French President Emmanuel Macron earlier this week said in Paris that 8 French nationals had died on Caribbean islands flying the French flag, but the number was later cut by half by Prime Minister Edouard Philippe.
Predictions and expectations are that the death toll will rise with time.
No gender bias…
Hurricanes, tropical storms and related depressions visit the wider Caribbean region throughout the annual Atlantic Hurricane Season that hits a high point between August and September.
The Category 5 systems especially hit in the warmer Caribbean Sea and the Gulf of Mexico - including the Florida Strait and several U.S. coastal states - leaving long and lasting trails of damage, but some luckily changing course or weakening before landfall.
With only two weather seasons characterized by rain and sun, hurricanes and tropical storms in the region are annually pre-christened with male and female names by the haloed and hallowed weather trackers at the U.S. National Hurricane Centre in Miami.
But whether named Allen or Wilma, David or Isabel, Gilbert or Janet, Hugo or Rita, Ivan or Irma, there’s no gender bias in the damage they have wreaked across the region in the past century.
Counting the costs
In Antigua and Barbuda where Irma wreaked havoc, Prime Minister Gaston Browne says the island will need at least US$70 million to start its recovery effort.
He got early reasons to be thankful after Venezuela’s President Nicolas Maduro responded positively to a direct all for help and dispatched an armed forces aircraft with 40 volunteers carrying 10 tons of food, water, medical and other emergency supplies.
Venezuelan aircraft have also continued to deliver supplies, particularly for devastated Barbuda, with stops in other unaffected islands, including Saint Lucia, to collect additional supplies, including water.
But with relief efforts continuing in affected islands and assistance being garnered on unaffected ones, no sum can yet be added to cover the continuing widespread in the string of dozens of tiny British, French, Dutch and U.S.-controlled, overseas territories, departments, regions and other non-independent islands in the northern Caribbean Antillean chain, most of which are popular tourism destinations.
Largely spared, Puerto Rico is still counting its costs too, as are the Dominican Republic and Haiti.
But as Irma inched closer to Cuba, The Bahamas and Florida started feeling the pressures of the rising tides – and similar rising tides of anxiety and uncertainty.

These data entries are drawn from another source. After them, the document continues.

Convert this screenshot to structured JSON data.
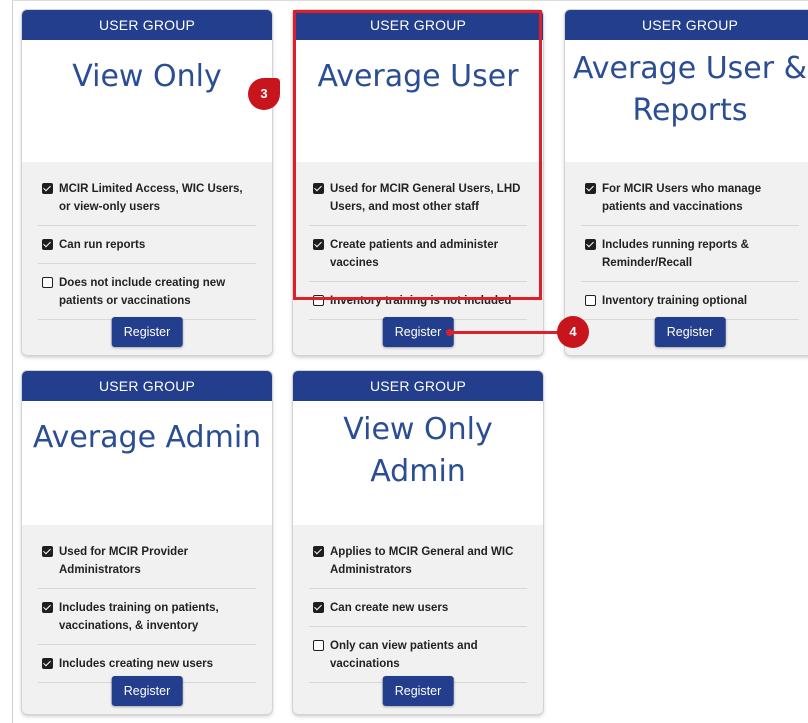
{
  "cards": [
    {
      "header": "USER GROUP",
      "title_lines": [
        "View Only"
      ],
      "features": [
        {
          "checked": true,
          "text": "MCIR Limited Access, WIC Users, or view-only users"
        },
        {
          "checked": true,
          "text": "Can run reports"
        },
        {
          "checked": false,
          "text": "Does not include creating new patients or vaccinations"
        }
      ],
      "button": "Register"
    },
    {
      "header": "USER GROUP",
      "title_lines": [
        "Average User"
      ],
      "features": [
        {
          "checked": true,
          "text": "Used for MCIR General Users, LHD Users, and most other staff"
        },
        {
          "checked": true,
          "text": "Create patients and administer vaccines"
        },
        {
          "checked": false,
          "text": "Inventory training is not included"
        }
      ],
      "button": "Register"
    },
    {
      "header": "USER GROUP",
      "title_lines": [
        "Average User &",
        "Reports"
      ],
      "features": [
        {
          "checked": true,
          "text": "For MCIR Users who manage patients and vaccinations"
        },
        {
          "checked": true,
          "text": "Includes running reports & Reminder/Recall"
        },
        {
          "checked": false,
          "text": "Inventory training optional"
        }
      ],
      "button": "Register"
    },
    {
      "header": "USER GROUP",
      "title_lines": [
        "Average Admin"
      ],
      "features": [
        {
          "checked": true,
          "text": "Used for MCIR Provider Administrators"
        },
        {
          "checked": true,
          "text": "Includes training on patients, vaccinations, & inventory"
        },
        {
          "checked": true,
          "text": "Includes creating new users"
        }
      ],
      "button": "Register"
    },
    {
      "header": "USER GROUP",
      "title_lines": [
        "View Only",
        "Admin"
      ],
      "features": [
        {
          "checked": true,
          "text": "Applies to MCIR General and WIC Administrators"
        },
        {
          "checked": true,
          "text": "Can create new users"
        },
        {
          "checked": false,
          "text": "Only can view patients and vaccinations"
        }
      ],
      "button": "Register"
    }
  ],
  "callouts": {
    "step3": "3",
    "step4": "4"
  },
  "colors": {
    "header": "#233e8c",
    "title": "#2a4d93",
    "highlight": "#de1f2b"
  }
}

Before Irma arrived, Cuba had evacuated over 700,000 residents and over 10,000 tourists either left the island or had been moved to safer locations, while 6 million had been ordered to evacuate from Miami and other parts of Florida in Irma’s path.
Having wreaked some havoc on all the islands in its path and swirling over northern Cuba, Irma is also quickly heading for Florida, followed by Jose - expected to make landfall by Saturday and with Irma’s earlier victims also in its path.
However, even without Jose’s help, Irma – the most potent Atlantic hurricane ever recorded – is already rewriting the records, early becoming the longest-lasting Category 5 hurricane ever to pay an unwelcome visit to the world-famous, globally popular Caribbean island tourism destinations.